- Find forums that are discussing your topic.
- Maximize advanced search options.
- Don’t hesitate to use another search engine whenever you feel dissatisfied with the amount or quality of information.
- If all else fails, contact an expert through the phone and set an appointment.
Ways to spot credible sources
Next comes the part when you ensure that your sources are credible. This is a Tempesta Media standard. Authoritative sources with appropriate links make for superior content.
It’s not as daunting as it sounds. The proliferation of misinformation on the web has compelled many institutions to publish guidelines to gauge a source’s trustworthiness:
Get to know what web domains mean:
- .edu are university websites. The older and more established are usually the most reliable.
- .gov or .mil are government websites. These are reliable as long as they are not talking politics. Many studies in the U.S. and other countries can also be accessed freely.
- .com are companies or products.
- .org are nonprofits or special interest groups. These last two both have their own agenda, but their studies could prove useful if they are verifiable. Additionally, many experts are affiliated with the latter group.
Determine if this site is credible and the information is factual:
- Check the authors’ credentials. Are they respected by their peers? Have they published similar work recently? Are they associated with special interest groups?
- Ensure that the study was done less than two years ago. Also, check for contradicting studies that may have already pierced holes in their argument.
- Ensure that references cited are verifiable. Confirm that the links work. For books, check the library if they contain accurate information attributed to them.
- In-depth discussions are preferable. Long-form content shows that studies were extensive.
- Finally, browse through the website. Are articles facts-oriented and bias-free? Is the site highly opinionated? Does it play on emotions? Were time and effort spent on designing the site? Or does it look suspiciously like a fly-by-night venture?

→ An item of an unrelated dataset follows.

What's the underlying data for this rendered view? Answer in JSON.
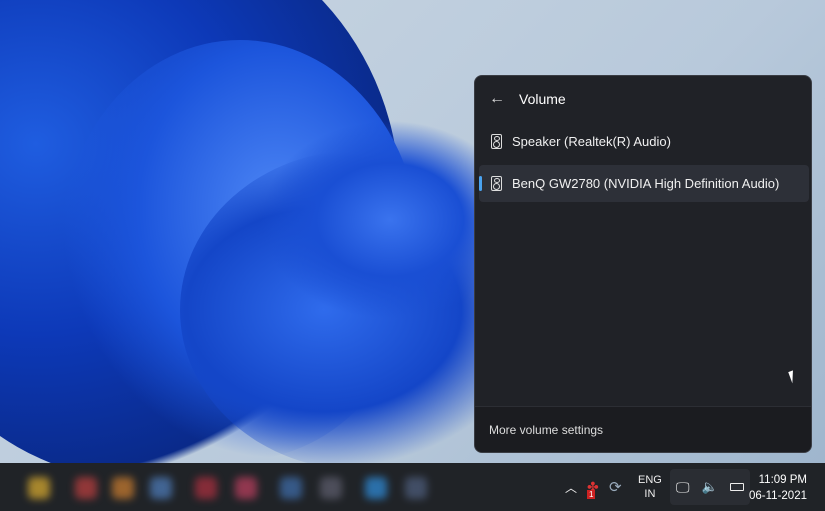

A few obvious best practices:
- Wikipedia should never be cited as a reference as the authors are not verified and the content isn’t verified

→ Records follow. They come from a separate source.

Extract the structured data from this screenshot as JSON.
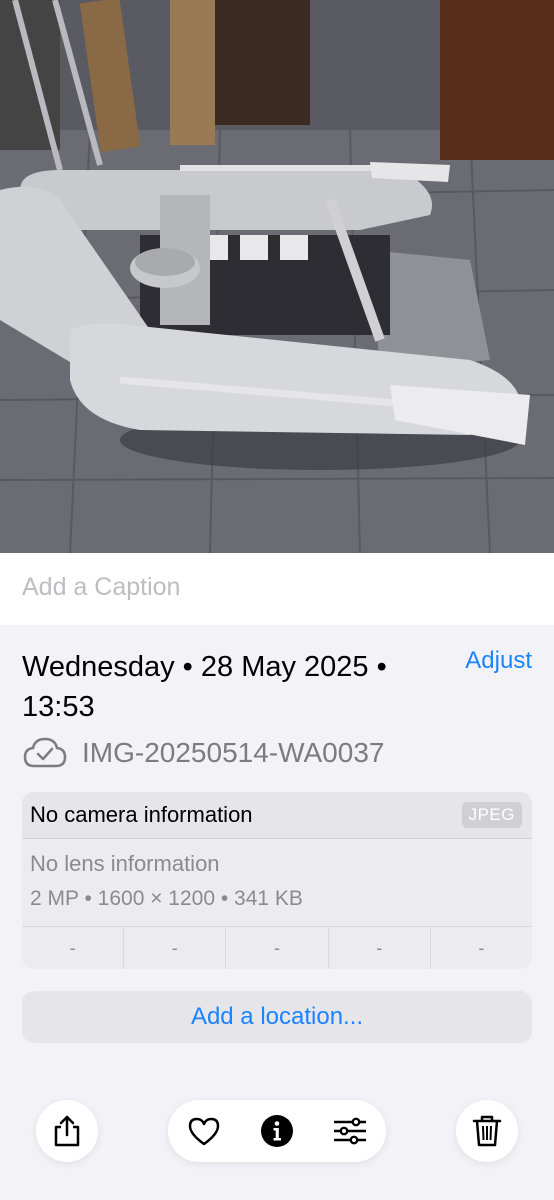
{
  "photo": {
    "subject": "inflatable-dinghy-photo"
  },
  "caption": {
    "placeholder": "Add a Caption"
  },
  "info": {
    "date_line": "Wednesday • 28 May 2025 • 13:53",
    "adjust_label": "Adjust",
    "file_name": "IMG-20250514-WA0037",
    "camera": "No camera information",
    "format_badge": "JPEG",
    "lens": "No lens information",
    "specs": "2 MP • 1600 × 1200 • 341 KB",
    "exif_cells": [
      "-",
      "-",
      "-",
      "-",
      "-"
    ],
    "location_label": "Add a location..."
  },
  "toolbar": {
    "icons": [
      "share-icon",
      "heart-icon",
      "info-icon",
      "adjustments-icon",
      "trash-icon"
    ]
  },
  "colors": {
    "accent": "#1a84ff",
    "background": "#f2f2f7",
    "secondary_text": "#8a8a8f"
  }
}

- Rather than citing an article who cited another article, try to go to the original source
- Narrow your search to specific keywords and phrases to get the answers you want, more quickly
- Focus on content that is current, ideally created or updated in the last 2 years
All of the information above is a lot to process. However, these are necessary research tools for writers who want to prosper in their career. Learning to make quick and efficient searches will allow you time to review your work. Plus ensuring your sources are credible will steer you away from embarrassment and make you shine as an authority, too.